To effectively manage resources and prevent ocean pollution, the EPA undertakes the following measures:
A. Establishing a legal framework and response mechanism:
The government promulgated the Marine Pollution Control Act on 1 November 2000 and the Executive Yuan (Taiwan's cabinet) approved the Marine Oil Pollution Emergency Response Plans on 10 April 2001. The Plans and the Act provide the framework for the government to alleviate marine pollution. In addition, the EPA is designing a marine chemical pollution emergency response mechanism in response to "The Protocol on Preparedness, Response, and Cooperation to Pollution Incidents by Hazardous and Noxious Substances (OPRC-HNS Protocol)," which took effect in June 2007 at the global level, as well as in response to recent accidents of ships carrying chemicals in Taiwan' s maritime space causing marine pollution,.
B. Building Taiwan's capacity to respond to oil spills:
The government organizes emergency relief training programs, and authorizes competent government departments to organize basic training courses for staff in charge of marine pollution, to dispatch commanders to receive training in other countries, and to invite experts from home and abroad to participate in seminars. In addition, on-site training and drills are held to improve relevant staff's responses to marine pollution (chemical or oil spills) and to enforce laws on ocean pollution.
C. Preparing for marine pollution:
The EPA will renew and integrate its resources for the alleviation of marine pollution and purchase oil booms, oil skimmers, oil sorbent materials and other facilities, as well as construct oil spill recovery vessels.
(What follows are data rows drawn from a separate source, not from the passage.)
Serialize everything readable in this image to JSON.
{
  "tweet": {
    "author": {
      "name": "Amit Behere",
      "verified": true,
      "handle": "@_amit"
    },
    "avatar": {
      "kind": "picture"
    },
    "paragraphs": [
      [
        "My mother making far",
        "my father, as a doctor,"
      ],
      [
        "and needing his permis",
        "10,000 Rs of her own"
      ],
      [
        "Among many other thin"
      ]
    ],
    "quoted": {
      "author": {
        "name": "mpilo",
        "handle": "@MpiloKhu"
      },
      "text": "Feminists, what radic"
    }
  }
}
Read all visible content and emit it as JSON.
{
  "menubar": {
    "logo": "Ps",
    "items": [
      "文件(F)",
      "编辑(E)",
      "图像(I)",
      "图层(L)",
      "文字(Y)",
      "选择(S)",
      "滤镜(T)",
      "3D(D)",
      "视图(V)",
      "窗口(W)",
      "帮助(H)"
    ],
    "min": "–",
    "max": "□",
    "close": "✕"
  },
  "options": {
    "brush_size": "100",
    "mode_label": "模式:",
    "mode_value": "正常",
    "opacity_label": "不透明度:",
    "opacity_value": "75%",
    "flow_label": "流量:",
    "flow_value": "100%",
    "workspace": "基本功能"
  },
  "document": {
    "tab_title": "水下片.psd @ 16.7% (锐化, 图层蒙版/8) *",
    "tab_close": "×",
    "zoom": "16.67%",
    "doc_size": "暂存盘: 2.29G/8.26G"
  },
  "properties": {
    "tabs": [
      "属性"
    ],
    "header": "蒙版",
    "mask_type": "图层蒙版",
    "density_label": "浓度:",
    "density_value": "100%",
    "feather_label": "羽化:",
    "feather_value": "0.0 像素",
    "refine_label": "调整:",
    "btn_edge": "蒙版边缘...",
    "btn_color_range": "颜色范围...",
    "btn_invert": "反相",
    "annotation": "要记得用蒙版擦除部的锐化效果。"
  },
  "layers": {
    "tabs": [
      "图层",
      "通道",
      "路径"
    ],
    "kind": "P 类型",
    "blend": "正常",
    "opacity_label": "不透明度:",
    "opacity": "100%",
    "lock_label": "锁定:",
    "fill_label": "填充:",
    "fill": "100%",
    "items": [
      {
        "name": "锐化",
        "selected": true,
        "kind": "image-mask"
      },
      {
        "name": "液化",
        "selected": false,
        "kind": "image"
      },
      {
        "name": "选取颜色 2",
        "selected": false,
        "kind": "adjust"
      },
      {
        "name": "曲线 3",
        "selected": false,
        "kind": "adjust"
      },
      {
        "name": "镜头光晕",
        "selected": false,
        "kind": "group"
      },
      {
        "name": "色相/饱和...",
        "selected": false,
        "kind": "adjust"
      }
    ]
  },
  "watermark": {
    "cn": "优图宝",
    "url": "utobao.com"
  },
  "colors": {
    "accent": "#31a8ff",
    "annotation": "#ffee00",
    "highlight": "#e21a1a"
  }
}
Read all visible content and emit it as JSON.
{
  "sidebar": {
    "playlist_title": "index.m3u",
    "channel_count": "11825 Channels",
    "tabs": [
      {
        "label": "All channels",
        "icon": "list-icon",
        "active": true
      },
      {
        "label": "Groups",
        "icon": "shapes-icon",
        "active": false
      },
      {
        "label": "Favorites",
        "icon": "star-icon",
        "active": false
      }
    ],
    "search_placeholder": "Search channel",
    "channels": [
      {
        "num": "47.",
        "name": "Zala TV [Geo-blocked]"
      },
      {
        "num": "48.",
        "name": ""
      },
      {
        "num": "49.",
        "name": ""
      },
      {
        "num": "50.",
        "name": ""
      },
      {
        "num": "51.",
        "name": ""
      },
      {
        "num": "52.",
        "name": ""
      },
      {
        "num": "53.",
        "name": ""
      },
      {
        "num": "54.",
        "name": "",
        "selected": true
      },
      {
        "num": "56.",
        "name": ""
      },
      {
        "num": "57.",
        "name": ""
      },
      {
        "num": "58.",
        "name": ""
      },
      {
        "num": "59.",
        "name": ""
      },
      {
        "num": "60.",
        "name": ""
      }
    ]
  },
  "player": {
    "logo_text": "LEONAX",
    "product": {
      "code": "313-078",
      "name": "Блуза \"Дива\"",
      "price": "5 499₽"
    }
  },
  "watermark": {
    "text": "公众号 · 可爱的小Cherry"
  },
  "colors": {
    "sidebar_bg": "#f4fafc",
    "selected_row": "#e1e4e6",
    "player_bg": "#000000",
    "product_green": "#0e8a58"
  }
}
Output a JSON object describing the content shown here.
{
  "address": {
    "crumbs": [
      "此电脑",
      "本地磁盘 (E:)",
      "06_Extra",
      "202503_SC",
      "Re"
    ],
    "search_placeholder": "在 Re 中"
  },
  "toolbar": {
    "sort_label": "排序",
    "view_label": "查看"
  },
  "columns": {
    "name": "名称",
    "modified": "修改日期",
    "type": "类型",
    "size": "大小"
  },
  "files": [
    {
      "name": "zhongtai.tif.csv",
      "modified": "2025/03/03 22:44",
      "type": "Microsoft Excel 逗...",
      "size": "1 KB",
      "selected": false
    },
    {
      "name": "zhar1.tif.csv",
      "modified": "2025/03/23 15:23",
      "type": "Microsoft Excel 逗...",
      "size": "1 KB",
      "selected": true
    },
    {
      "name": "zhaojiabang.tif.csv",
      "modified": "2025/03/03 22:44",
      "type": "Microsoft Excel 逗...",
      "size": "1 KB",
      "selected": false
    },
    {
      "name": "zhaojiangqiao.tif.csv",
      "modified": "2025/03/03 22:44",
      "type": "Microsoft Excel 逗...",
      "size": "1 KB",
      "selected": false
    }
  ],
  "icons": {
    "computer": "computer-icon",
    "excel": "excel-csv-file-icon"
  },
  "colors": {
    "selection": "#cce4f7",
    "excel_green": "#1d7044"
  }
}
D. Preventing marine pollution from land or ports
The EPA will actively inspect and monitor the operation of oil suppliers and transporters, and requests all ports in Taiwan to construct reception facilities for wastewater, waste oil, wastes and other contaminants.
E. Preventing the wastes of vessels from polluting the ocean:
The EPA upholds the principle of recycling and reusing resources to slash the approved volume of exhaust emission and incineration at sea. The EPA revised and promulgated the classification rules for waste emission at sea on 2 November 2006. According to the classification rules, dredging substances, wastewater and mud, fishery wastes and residuals from fishery processing, artificial substances for the construction of vessels or marine platforms, inert and inorganic materials, organic substances, steel and cement on isles can be dumped into the sea. Other substances are prohibited.
F. Preventing vessels from polluting the ocean:
The EPA will inspect vessels that upload, download, or carry oil, chemicals, or other cargo that may contaminate the ocean to prevent any intentional marine pollution. The EPA will encourage vessel owners to purchase liability insurance for possible pollution in order to make sure that that pollutants will be removed and compensation claimed in case of pollution.
G. Using different strategies according to coastal geography:
Advanced nations respond to emergencies based on the nature and gravity of incidents. The EPA refers to other advanced nations and investigates the environment sensitivity index (ESI) of all regions of Taiwan to edit a manual on the classification of Taiwan's coastal areas according to their ESI and standard operation procedures for on site pollution investigation.
- Environmental Protection Administration, R.O.C.(Taiwan)